The creation of this virtual environment is what allows the scalability and transparency discussed in paragraph 3. Virtualization is key for all cloud types but it is very important to make sure that it is being used by the private cloud provider that you are using because, otherwise, you are not 'buying' a private cloud but rather a conventional data center.
5) Chargeback and Multi-Tenancy - These capabilities are not always required by the client but the provider should be able to provide the service.
5.1) Chargeback or Showback - This capability allows each department or division's transactions and storage use to be tracked so IT administrators can see where the bulk of the storage burden is. If fees are charged based on usage, this service is called chargeback, otherwise it is called showback.
5.2) Multi-Tenancy - It is required when customers share an application or resource and each customer's resources and data can't be available / visible to other tenants on the cloud. Depending on the way the company is setup, this may not be a requirement but, when data usage needs to be clearly limited and restricted, this will be a key attribute.
Private Cloud - Benefits
The main benefits will be around control / security, availability and speed of access.
1) Control / Security - Only your company is accessing the data and programs in the private cloud so, the perception is that the information and resources are safer. I specifically say 'the perception' because public clouds normally have very strong security and protection capabilities and, if well ran, may prove safer than any firewalls and system barriers a company may put in place.
Another benefit from a control perspective is that, in highly regulated industries, such as banking or insurance, it may be very important to always know the exact physical location of your data. For example, for many European institutions, customer data can only be kept within the borders of the European Union and, in some cases, of the specific country where the customer resides. Even if your agreement with the service provider of the public cloud clearly states possible locations where your data may reside, where your local regulator to request proof, it could be extremely difficult to demonstrate that this clause has been respected at all times.
2) Availability - Cloud services are 'everywhere' these days but the industry is still in its infancy. As result, contractual agreements are still being developed and refined and, at the moment, it is easy to see that there is no established standard or formal agreement around the contractual minimum availability of the system. That is, it is not clear what will be covered by whom if the service were to go down for 1 hour, 1 day or 1 week.
If you have full control of the system, problems may still arise, but you will be much more able to determine the likelihood of an event and also to avoid it and fix it should an issue arise.
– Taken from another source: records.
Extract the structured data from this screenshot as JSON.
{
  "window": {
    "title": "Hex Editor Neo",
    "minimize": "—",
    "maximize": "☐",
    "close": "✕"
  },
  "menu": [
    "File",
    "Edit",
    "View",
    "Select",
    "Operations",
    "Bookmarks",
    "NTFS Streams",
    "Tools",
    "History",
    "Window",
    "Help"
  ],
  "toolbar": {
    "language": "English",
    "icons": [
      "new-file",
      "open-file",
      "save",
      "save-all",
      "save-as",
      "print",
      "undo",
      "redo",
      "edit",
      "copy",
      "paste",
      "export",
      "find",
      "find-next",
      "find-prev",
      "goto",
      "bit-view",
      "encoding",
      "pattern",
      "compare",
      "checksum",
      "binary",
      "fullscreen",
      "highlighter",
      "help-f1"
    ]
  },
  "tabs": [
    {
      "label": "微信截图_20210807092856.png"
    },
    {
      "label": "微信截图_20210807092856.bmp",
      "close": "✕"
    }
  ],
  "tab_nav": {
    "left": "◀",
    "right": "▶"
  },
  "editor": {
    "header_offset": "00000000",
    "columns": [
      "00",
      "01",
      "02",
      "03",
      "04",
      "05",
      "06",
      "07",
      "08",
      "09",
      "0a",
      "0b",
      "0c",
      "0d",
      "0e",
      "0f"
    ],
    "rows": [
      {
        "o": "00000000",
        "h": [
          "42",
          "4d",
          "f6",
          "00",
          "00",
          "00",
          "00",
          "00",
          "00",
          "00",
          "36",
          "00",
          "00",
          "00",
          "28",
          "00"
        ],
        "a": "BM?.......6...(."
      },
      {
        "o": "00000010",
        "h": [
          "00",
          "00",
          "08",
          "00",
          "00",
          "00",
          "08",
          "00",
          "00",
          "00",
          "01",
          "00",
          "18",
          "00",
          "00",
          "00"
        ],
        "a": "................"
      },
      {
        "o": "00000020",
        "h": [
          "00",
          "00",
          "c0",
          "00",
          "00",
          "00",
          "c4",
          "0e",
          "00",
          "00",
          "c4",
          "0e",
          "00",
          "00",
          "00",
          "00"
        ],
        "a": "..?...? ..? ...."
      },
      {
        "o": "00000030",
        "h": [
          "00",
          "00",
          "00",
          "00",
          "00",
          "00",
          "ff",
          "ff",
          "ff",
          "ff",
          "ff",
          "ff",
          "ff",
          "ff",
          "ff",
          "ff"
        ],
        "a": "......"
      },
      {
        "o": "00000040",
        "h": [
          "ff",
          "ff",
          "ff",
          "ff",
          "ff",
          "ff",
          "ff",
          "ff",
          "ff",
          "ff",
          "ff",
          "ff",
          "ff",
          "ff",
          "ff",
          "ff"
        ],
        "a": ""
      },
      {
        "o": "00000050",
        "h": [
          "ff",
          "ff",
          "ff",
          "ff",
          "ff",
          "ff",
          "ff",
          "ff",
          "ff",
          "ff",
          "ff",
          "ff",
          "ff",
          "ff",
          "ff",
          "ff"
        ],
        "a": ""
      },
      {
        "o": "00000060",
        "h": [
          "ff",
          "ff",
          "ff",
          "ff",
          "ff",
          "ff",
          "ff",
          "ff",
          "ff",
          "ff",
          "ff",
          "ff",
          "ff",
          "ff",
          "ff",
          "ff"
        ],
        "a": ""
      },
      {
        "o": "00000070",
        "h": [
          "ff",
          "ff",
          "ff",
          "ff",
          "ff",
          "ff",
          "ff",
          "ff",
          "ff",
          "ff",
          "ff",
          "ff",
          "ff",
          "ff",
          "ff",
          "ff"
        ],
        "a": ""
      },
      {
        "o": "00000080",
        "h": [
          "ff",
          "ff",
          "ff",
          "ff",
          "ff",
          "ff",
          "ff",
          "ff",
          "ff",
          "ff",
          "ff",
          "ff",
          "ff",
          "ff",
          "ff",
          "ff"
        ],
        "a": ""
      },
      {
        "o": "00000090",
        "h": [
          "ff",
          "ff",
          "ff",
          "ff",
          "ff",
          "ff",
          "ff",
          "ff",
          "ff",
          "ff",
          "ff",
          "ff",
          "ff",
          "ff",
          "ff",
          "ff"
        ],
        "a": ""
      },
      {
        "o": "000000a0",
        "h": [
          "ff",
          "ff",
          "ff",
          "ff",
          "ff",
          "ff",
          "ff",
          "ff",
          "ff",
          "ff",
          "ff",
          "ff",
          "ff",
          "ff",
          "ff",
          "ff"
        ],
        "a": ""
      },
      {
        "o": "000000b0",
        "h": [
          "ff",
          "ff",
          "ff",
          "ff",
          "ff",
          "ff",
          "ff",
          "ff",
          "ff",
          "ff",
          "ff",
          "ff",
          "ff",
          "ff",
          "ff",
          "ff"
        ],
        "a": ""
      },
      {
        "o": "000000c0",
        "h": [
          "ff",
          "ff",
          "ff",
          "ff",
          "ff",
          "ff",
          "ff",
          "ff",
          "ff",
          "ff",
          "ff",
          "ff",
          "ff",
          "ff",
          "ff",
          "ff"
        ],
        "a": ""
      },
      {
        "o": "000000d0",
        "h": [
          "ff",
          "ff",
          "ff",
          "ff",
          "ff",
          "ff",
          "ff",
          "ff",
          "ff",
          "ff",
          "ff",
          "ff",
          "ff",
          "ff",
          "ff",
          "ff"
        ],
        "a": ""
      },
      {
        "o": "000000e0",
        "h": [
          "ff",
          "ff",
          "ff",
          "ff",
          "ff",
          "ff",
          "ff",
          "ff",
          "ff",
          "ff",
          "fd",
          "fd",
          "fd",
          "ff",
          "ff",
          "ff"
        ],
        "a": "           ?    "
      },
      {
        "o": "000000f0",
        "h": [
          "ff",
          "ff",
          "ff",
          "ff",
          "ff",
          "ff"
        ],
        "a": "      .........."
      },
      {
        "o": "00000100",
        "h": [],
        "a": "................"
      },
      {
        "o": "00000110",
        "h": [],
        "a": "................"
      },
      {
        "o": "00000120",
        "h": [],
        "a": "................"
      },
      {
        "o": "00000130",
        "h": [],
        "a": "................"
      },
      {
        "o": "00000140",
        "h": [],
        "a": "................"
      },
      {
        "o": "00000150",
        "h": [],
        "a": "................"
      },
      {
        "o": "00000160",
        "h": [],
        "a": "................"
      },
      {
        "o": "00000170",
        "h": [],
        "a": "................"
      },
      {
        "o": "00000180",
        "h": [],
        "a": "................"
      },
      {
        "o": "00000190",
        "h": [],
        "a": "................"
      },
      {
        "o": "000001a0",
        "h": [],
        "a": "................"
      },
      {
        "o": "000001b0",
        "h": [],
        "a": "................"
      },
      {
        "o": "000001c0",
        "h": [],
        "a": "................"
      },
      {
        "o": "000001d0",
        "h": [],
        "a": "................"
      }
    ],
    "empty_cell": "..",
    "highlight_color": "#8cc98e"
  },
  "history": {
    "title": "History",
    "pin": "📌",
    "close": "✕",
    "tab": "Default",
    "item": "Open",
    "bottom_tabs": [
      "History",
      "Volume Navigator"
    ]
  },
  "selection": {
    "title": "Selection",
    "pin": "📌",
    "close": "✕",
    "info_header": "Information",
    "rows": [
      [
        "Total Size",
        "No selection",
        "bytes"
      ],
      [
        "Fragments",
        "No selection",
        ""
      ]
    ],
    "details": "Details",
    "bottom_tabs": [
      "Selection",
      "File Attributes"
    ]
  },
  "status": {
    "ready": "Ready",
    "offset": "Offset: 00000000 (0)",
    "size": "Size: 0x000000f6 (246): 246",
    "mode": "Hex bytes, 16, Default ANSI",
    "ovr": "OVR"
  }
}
3) Speed of Access - A public cloud is, by definition, part of the Internet. The key benefit of the Internet is accessibility and reach, not necessarily performance or speed. If a company needs to read/write large amounts of data very quickly or needs to run applications with large bandwidth requirements, the Internet may not provide the performance required where the private cloud can be built and managed to ensure
Private Cloud - Drawbacks
The main drawback will be around scalability since the company is still responsible for setting-up, maintaining and growing the infrastructure as necessary.
After reviewing public and private clouds, the two ends of the spectrum, next week we will focus on hybrid clouds - definition and pros & cons. We will also provide a simple table comparing each of the options around cloud implementation. These three blogs together will give you a good view and understanding of the alternatives and their corresponding benefits.
1) The Ultimate Guide to Cloud Computing - MagBook, Cloud Pro - www.magbooks.com - @DennisMagBooks
2) IDC Blog
4) PC Mag series of articles titled 'What is Cloud Computing?'